Days Before Resident Evil 5 Release, Race Debate Spikes Again

Illustration for article titled Days Before Resident Evil 5 Release, Race Debate Spikes Again

Today, two articles tackle the tough issue of race in the upcoming Resident Evil 5. (Commenters beware - the ban hammer is poised at the ready.)


The first article from MTV Multiplayer is an interview with RE5's cinematic director, Jim Sonzero. He eases into the topic of race in the game by talking about his involvement with the editing of the much-criticized first trailer which tipped off the whole debate. Then he falls back on the Sheva-is-black saving throw.

"[Race] is a topic that came up early on and continues to - even now. My feeling about it is this particular game is set in Africa, and the zombies and most of the people who populate Africa are black. Capcom did their best to balance it so it didn't become an issue by making one of the leads - Sheva Alomar - black."

The second article from the Wall Street Journal takes a broader look at racial diversity of video game characters, using RE5 as a jumping off point for college professors to argue about issues of violence and race and linear gameplay. They do quote Capcom's Chris Kramer on the controversy surrounding the racism claims, but mostly let descriptions of the gameplay do all the talking.

Your job, as a player, is to save villages that have been victimized by a biochemical terrorist group. The first fearsome opponent you face is a blonde-haired female and you are rescued several times by another troupe of African soldiers. And ultimately, the game suggests that the barbarism depicted in the game is a result of your enemies' zombieness, not their African identity. In short, Africans don't beat you to death with their hands — zombies do.

This article goes on to conclude:

But discussions about colonialism are only dealt with obliquely in the game — Chris never reflects on his position as a white male in Africa nor does he discuss race with his African partner, Sheva.
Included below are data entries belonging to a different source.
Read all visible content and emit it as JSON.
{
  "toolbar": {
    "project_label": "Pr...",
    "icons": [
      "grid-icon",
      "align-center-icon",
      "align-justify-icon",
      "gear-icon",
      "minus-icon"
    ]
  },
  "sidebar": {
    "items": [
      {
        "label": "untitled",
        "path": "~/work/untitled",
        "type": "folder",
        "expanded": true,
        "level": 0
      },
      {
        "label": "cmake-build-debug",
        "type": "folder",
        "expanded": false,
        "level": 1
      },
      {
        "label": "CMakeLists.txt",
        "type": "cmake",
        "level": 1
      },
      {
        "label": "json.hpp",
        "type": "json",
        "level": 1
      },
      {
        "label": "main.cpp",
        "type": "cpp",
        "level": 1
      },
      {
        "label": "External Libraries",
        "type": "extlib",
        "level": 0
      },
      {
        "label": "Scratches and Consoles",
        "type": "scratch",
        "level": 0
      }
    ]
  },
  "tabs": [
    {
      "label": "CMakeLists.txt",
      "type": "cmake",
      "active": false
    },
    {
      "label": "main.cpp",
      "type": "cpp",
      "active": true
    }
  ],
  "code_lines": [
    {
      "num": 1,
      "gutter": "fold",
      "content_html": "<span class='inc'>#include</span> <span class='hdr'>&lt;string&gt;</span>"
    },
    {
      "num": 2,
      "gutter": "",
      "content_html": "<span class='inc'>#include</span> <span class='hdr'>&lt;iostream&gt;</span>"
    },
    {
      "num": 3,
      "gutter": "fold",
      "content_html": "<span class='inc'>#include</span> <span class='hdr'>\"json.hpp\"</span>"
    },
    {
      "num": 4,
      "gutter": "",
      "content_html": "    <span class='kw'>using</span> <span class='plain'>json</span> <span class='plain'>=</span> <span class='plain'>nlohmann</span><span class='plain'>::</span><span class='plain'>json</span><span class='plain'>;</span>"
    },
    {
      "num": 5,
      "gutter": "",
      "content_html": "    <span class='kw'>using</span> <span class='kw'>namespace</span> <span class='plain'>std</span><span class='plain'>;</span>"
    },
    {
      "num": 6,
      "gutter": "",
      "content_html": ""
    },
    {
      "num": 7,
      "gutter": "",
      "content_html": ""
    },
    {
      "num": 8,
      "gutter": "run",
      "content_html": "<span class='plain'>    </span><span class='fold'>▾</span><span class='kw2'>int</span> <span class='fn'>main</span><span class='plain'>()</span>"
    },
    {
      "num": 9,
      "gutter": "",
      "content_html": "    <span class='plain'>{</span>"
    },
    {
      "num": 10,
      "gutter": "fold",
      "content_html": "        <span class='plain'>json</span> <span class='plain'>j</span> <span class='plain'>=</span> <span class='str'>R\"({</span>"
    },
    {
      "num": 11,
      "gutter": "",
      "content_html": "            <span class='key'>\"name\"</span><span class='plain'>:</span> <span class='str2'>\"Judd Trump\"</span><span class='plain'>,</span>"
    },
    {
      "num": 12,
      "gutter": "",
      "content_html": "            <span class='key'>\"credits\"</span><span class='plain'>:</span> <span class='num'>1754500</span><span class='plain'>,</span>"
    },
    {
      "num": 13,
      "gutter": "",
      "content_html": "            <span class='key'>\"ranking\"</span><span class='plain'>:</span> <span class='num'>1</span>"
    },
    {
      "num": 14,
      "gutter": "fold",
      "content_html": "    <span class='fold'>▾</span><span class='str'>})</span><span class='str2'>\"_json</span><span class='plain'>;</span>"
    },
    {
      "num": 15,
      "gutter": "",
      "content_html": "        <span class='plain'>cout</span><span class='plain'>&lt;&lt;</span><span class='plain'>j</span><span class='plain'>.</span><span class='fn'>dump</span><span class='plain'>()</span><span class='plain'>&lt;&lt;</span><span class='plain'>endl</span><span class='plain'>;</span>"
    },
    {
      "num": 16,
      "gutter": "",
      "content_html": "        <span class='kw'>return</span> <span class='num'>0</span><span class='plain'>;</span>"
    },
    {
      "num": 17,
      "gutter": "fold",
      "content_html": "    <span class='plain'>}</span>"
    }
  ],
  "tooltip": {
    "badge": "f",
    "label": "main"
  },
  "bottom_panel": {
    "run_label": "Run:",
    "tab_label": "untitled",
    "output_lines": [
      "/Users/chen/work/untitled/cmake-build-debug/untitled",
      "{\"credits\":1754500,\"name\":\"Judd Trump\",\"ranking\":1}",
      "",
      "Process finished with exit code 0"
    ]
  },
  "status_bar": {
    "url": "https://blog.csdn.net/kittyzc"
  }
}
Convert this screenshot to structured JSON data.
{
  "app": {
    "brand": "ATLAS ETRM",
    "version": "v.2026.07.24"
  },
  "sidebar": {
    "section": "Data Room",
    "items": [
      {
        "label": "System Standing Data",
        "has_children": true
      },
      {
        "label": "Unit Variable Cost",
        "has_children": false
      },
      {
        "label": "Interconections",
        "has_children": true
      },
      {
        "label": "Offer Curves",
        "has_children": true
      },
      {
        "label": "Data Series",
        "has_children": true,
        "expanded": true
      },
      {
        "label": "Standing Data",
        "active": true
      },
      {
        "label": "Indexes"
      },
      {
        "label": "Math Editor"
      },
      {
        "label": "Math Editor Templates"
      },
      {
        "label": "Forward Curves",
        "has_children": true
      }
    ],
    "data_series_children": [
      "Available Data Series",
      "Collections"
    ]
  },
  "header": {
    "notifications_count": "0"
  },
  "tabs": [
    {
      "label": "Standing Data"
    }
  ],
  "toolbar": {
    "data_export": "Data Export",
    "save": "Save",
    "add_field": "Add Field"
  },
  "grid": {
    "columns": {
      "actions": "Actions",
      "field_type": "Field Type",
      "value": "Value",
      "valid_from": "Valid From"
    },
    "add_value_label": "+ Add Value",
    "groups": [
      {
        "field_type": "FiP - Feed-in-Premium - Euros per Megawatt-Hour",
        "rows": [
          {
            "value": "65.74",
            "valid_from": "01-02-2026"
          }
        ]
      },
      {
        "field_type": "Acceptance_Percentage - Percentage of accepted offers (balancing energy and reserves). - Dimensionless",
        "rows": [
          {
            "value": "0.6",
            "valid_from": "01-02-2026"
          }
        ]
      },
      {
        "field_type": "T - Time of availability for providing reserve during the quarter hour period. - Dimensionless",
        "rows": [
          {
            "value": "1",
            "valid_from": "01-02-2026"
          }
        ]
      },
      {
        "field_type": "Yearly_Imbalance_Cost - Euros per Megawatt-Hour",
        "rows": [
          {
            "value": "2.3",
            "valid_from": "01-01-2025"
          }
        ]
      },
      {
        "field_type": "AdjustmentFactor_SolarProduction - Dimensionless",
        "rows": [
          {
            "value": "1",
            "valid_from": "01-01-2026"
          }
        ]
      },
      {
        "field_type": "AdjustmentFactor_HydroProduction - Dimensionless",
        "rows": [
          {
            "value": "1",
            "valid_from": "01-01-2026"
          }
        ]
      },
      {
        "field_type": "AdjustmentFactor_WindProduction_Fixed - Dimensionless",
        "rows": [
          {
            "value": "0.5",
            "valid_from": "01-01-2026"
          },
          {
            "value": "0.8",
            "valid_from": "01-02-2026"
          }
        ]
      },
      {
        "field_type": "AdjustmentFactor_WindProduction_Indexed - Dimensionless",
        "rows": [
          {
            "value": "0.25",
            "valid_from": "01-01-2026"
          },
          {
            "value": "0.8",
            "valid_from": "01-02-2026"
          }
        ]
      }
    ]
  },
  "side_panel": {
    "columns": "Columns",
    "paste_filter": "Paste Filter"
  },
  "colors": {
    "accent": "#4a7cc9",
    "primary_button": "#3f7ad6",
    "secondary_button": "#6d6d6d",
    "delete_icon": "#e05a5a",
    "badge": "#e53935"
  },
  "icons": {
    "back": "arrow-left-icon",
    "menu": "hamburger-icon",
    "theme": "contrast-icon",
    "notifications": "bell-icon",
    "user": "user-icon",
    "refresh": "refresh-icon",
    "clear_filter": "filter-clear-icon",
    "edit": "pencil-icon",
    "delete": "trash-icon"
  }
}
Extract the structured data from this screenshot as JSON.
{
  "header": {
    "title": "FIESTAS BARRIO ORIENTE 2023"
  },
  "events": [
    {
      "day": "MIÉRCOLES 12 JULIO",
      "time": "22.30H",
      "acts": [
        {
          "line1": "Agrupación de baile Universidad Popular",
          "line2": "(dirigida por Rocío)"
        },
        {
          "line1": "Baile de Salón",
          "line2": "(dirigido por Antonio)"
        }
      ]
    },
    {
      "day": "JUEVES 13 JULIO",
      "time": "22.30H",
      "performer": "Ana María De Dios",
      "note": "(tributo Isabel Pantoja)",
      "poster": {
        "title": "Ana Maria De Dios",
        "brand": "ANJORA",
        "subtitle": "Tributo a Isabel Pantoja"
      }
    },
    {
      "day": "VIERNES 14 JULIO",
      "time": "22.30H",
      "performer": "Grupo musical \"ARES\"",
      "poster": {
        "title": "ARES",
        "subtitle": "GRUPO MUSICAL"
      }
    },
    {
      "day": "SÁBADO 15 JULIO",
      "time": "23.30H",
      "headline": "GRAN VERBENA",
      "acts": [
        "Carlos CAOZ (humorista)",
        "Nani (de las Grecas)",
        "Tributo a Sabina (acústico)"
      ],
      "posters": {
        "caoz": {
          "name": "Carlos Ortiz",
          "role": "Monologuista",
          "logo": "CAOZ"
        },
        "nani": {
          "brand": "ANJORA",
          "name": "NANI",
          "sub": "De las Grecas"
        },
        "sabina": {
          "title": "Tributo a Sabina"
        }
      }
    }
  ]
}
The game presents only one option to survive against African zombies: kill every single one.


Neither article comes out and says the game is or isn't racist. Both seem to be calling attention to a lack of discussion about the topic among game producers and developers — and maybe a lack of tact on the part of Capcom. But ignorance shouldn't be mistaken for malice. I think gamers owe it to themselves to see the game and make their own call about whether it's racist or not.

'Resident Evil 5' Reignites Debate About Race in Videogames [Wall Street Journal]
‘Resident Evil 5′ Cinematic Director Says Capcom Has Been Sensitive About Race In Game [MTV Multiplayer]


The problem with the colonialism argument is that it's a cudgel used specifically to facilitate the accusation of racism.

I realize that colonialism has shaped our current-day world, and that it wasn't really a good thing... to understate, but the reality is that it shouldn't be a requirement that it be an examination anytime any piece of art mentions Africa. At some point we're going to have to get over it. Moreover, simply because an artist chooses not to address colonialism directly, doesn't mean that the art is an expression of racism.

"it's just a game lol" may have been dismissed as an argument by some pundits and journalists, but ultimately there is some merit to the comment. Not only that, but the reality is that for the accusaiont of racism to stick there needs to be some proof, some indication of intent, and there isn't. For some reasaon we live in a world where the only accusations for which the burden of proof is on the accused to prove innocence. It's backwards.